** Opening Raw data block **

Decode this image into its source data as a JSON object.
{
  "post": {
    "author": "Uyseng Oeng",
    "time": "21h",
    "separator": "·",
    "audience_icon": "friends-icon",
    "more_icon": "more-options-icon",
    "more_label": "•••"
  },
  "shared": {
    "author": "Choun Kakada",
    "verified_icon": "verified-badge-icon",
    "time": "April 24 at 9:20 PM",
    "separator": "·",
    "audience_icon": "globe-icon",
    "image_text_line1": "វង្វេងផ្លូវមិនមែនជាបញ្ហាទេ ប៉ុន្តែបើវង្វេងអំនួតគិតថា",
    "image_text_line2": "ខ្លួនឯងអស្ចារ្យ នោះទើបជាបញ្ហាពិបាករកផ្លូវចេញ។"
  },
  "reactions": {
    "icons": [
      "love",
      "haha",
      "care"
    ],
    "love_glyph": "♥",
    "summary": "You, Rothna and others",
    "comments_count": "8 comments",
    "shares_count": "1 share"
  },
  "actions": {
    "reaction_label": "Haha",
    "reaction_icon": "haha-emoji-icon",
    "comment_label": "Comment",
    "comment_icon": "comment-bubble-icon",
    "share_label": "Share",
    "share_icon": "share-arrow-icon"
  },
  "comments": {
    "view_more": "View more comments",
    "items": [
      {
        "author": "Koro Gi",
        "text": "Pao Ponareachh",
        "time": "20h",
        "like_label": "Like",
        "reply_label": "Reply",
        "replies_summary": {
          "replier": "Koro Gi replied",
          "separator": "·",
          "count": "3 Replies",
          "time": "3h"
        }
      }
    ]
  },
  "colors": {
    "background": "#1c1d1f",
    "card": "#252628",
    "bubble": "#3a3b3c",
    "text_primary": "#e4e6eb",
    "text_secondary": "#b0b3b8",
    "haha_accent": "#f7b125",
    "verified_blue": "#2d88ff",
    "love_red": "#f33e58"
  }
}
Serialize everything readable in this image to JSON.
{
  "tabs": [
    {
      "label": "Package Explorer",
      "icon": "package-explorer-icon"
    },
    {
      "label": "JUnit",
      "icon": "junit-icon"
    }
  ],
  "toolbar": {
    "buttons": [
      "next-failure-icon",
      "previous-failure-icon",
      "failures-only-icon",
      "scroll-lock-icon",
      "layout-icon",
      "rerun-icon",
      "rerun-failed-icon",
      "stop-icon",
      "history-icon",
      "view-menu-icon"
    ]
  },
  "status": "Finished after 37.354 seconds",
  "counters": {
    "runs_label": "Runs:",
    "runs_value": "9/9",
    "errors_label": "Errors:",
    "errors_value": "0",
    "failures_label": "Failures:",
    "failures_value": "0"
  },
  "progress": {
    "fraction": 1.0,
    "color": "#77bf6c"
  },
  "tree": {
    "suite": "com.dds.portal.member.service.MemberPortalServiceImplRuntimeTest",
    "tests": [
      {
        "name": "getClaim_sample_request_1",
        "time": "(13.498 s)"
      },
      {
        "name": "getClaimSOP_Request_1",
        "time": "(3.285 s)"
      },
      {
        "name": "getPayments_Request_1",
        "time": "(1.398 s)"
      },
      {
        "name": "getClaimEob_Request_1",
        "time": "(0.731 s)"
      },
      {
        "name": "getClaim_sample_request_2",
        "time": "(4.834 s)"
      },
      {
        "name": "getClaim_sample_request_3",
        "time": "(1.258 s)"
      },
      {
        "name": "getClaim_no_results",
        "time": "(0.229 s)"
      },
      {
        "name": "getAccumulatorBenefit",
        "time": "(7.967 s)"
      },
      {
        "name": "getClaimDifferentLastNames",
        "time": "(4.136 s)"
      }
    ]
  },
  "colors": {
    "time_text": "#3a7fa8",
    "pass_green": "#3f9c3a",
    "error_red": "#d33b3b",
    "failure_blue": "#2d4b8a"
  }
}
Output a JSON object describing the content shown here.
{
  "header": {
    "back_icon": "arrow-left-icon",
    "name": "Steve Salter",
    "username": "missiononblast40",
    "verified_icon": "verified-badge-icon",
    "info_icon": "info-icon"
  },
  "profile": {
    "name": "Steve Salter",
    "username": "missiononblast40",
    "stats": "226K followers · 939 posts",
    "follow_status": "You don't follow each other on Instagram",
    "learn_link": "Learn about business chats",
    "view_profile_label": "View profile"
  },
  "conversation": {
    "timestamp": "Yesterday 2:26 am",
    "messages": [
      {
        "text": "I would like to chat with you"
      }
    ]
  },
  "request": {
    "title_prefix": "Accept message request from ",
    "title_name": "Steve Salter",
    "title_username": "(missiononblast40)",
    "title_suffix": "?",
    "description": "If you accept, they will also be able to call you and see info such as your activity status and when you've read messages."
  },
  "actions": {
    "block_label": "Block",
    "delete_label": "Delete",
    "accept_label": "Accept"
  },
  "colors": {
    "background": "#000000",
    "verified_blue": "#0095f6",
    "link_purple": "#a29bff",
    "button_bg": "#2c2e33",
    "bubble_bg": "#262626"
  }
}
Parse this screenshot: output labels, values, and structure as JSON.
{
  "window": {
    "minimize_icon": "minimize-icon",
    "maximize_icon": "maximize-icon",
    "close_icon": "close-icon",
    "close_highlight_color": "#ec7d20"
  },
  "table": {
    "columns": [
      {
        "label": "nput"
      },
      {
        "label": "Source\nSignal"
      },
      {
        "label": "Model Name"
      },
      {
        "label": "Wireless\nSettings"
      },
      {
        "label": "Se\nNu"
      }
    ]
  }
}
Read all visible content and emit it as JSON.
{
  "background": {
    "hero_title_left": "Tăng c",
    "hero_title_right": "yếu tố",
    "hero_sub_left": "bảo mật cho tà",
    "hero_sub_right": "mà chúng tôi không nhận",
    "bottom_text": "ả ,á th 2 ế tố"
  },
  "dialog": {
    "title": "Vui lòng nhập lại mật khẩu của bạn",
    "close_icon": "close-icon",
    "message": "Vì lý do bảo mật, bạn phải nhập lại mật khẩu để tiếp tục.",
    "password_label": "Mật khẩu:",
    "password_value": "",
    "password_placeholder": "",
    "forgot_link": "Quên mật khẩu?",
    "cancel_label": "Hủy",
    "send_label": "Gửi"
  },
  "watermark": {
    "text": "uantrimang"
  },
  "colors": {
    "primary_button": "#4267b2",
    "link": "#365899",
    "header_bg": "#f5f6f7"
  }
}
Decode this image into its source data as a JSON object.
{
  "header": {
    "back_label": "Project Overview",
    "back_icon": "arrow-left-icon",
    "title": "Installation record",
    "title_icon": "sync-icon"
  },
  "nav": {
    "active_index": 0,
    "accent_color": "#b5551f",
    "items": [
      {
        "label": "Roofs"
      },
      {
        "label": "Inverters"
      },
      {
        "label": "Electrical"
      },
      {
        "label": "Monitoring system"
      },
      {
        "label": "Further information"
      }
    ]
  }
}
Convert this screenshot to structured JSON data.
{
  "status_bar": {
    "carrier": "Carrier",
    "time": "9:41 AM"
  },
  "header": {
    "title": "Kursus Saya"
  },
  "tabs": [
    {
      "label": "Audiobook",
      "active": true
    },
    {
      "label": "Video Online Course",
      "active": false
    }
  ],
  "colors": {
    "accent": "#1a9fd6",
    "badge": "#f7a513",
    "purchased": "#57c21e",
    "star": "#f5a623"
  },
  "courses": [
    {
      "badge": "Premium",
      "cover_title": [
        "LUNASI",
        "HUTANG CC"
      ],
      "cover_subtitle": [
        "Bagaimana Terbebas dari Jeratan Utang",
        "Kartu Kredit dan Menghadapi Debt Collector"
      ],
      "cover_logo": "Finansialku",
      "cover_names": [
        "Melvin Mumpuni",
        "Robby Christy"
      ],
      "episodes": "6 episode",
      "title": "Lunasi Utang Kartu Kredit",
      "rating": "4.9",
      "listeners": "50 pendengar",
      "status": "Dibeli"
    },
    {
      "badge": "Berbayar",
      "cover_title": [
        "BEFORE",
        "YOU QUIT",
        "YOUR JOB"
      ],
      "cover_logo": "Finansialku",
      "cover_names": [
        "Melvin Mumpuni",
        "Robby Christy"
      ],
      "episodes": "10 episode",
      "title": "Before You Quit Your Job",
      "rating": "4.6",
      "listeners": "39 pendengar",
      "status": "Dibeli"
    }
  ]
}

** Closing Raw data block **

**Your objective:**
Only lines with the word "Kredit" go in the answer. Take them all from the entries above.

**Response box:**
        "Kartu Kredit dan Menghadapi Debt Collector"
      "title": "Lunasi Utang Kartu Kredit",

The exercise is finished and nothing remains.